### What to produce
Below are records; count how many of their lines contain the string "icon", and give only that number.

### Data shown
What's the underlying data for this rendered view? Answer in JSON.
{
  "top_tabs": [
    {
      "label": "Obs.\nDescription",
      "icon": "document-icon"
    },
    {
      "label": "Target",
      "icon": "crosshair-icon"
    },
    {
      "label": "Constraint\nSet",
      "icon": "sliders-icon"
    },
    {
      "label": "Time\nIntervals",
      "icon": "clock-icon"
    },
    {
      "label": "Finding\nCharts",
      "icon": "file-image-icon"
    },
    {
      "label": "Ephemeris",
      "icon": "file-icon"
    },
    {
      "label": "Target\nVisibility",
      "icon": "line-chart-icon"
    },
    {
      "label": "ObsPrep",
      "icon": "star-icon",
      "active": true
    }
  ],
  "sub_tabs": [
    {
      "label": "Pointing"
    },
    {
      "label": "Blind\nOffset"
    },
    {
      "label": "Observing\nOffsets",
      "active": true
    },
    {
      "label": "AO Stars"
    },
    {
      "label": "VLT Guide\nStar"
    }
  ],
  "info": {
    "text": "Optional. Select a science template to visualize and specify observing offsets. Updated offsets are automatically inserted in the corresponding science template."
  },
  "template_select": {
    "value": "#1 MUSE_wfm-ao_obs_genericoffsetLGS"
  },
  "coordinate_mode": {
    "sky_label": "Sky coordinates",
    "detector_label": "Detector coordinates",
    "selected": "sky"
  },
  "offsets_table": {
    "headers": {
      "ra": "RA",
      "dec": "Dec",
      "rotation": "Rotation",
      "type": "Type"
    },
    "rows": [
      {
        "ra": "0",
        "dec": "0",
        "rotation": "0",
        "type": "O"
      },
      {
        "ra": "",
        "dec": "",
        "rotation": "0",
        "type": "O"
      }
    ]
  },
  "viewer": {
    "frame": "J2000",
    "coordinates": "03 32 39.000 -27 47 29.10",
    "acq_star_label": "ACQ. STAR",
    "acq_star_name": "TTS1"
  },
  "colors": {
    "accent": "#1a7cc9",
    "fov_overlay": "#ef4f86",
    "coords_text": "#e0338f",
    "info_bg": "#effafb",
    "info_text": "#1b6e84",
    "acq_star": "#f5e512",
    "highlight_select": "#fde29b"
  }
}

### Problem solution
8